Everyone has to call a customer-service department someday, whether it's to report a mix-up or register a complaint. It pays to know how to get what you want.
Banks, credit card lenders and mortgage companies use their customer-service departments to "upsell" ("While I have you on the phone, Mrs. Smith, have you considered credit insurance?") and to shield the rest of the company from grumpy customers.
But what if you're one of those grumpy customers?
Smile, and the world smiles ...First, don't act grumpy. A polite, firm and never-say-die attitude usually will get you through an obstructive customer-service department. That and meticulous record keeping.
"I can't emphasize enough: Always keep a careful record of who you spoke to and what they said," says Seth Kaplan, a New Yorker who calls himself an independent consumer advocate. He wrestles with customer-service departments on behalf of people who are too busy or too intimidated to do it themselves.
"It's a little difficult, but you have to ask questions like, 'Can I have your name? What is your extension?'" Kaplan says. Just say it's for your records.

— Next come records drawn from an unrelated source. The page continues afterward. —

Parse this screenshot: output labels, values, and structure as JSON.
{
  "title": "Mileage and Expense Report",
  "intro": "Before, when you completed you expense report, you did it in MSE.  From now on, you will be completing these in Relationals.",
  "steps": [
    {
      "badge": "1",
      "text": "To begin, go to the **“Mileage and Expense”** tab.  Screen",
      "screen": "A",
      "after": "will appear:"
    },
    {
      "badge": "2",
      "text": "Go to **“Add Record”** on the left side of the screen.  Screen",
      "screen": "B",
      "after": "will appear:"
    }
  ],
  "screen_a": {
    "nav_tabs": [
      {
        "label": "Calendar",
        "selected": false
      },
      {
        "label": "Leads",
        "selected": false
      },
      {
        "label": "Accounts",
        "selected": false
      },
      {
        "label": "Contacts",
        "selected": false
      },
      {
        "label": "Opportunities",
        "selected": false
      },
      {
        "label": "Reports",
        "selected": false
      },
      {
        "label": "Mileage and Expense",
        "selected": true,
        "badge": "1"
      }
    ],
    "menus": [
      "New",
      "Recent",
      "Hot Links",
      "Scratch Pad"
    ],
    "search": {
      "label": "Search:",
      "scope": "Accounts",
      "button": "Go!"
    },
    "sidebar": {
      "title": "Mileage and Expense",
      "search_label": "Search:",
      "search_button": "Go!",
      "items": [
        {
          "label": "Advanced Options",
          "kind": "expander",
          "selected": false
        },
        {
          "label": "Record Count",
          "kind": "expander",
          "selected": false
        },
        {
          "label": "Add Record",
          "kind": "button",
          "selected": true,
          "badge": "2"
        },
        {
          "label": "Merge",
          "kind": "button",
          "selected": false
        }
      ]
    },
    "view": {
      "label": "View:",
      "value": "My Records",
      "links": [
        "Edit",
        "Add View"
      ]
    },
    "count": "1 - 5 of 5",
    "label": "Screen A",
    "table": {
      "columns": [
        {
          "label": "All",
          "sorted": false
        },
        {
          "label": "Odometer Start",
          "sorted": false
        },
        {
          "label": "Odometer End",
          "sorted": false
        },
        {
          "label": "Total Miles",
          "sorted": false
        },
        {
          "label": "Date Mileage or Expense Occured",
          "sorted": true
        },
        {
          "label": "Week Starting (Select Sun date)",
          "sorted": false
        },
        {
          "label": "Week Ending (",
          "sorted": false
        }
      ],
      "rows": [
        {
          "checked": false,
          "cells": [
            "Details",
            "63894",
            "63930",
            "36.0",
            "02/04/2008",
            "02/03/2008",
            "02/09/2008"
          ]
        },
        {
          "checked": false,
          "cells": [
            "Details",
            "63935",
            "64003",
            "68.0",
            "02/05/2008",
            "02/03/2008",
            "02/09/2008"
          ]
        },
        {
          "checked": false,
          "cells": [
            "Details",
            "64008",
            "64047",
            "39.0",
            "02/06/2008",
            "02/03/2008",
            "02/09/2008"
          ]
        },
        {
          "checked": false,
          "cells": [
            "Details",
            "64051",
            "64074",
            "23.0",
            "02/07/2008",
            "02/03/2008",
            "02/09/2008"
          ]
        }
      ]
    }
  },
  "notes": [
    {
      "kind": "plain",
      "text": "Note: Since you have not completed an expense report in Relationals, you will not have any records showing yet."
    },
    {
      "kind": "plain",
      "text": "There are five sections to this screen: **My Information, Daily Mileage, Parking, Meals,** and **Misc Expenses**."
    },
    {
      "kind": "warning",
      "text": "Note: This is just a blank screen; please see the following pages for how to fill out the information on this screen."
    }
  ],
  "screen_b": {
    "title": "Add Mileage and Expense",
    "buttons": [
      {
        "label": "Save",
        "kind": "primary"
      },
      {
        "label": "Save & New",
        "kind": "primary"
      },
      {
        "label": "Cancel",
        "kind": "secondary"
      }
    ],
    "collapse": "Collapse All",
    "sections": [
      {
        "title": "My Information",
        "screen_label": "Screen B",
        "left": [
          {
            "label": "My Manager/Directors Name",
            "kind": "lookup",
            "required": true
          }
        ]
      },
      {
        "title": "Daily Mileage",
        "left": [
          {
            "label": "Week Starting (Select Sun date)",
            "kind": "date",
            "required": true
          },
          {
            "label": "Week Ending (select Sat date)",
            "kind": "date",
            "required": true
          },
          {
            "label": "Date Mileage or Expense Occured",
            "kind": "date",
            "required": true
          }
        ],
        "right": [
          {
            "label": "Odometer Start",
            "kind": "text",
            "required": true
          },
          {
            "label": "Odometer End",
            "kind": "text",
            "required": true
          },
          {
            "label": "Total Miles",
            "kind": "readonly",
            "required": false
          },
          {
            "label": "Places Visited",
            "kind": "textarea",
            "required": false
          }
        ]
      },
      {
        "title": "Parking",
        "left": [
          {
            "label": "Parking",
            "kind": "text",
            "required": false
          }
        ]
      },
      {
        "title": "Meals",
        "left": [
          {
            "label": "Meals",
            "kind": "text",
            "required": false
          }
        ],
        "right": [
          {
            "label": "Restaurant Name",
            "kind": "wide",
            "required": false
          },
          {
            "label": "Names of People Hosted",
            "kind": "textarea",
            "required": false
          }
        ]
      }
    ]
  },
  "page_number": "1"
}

My mother violated Kaplan's first rule and regretted it. Her story is instructive because she confronted a difficult customer-service department when she tried to straighten out a property-tax issue with her mortgage company.
All about my motherWhen my mom, Marjory Hiersch, who lives in Fort Worth, Texas, turned 65 she became eligible for a reduced property tax. Her birthday is in October and the reduced tax was retroactive to the beginning of the year, so she was due an $800 refund. All she had to do was ask her mortgage company to collect the refund and pass it on to her. She also needed to ask the mortgage company to recalculate her monthly payment because of the reduced property tax.
It sounded fairly straightforward, and Mom figured that the mortgage company dealt with this issue all the time. Instead, Midland Mortgage Co. of Oklahoma City forced her to endure weeks of frustration. Much of it was the fault of Midland Mortgage, but Mom shares part of the blame because her record keeping wasn't obsessive enough.
As Kaplan says: "If you want them to help you, you have to help them help you. Document everything to the point of being overzealous. If you mailed something, make copies of what you're mailing. Make a copy of the envelope. I do that -- everything. If it's something you think you won't need, you probably will."
Customer service reps get frustrated at customers who don't have the information they need. "When you have comprehensive documentation, they're like, 'OK, you win,'" Kaplan says.
When you don't have the documentation you need, you lose.
Document 'til you're blue in the faceMidland Mortgage pays Mom's property tax through an escrow account. When the county sent Mom a copy of the tax bill in December, she called the mortgage company's customer-service department to draw attention to the reduced bill. They asked her to mail a copy, which she did.
In February, she received a new coupon book that showed that her payments had increased slightly. Her payments should have decreased.
"It did tell me that from October to late February, they had not addressed the problem that my tax bill had been reduced considerably," she says.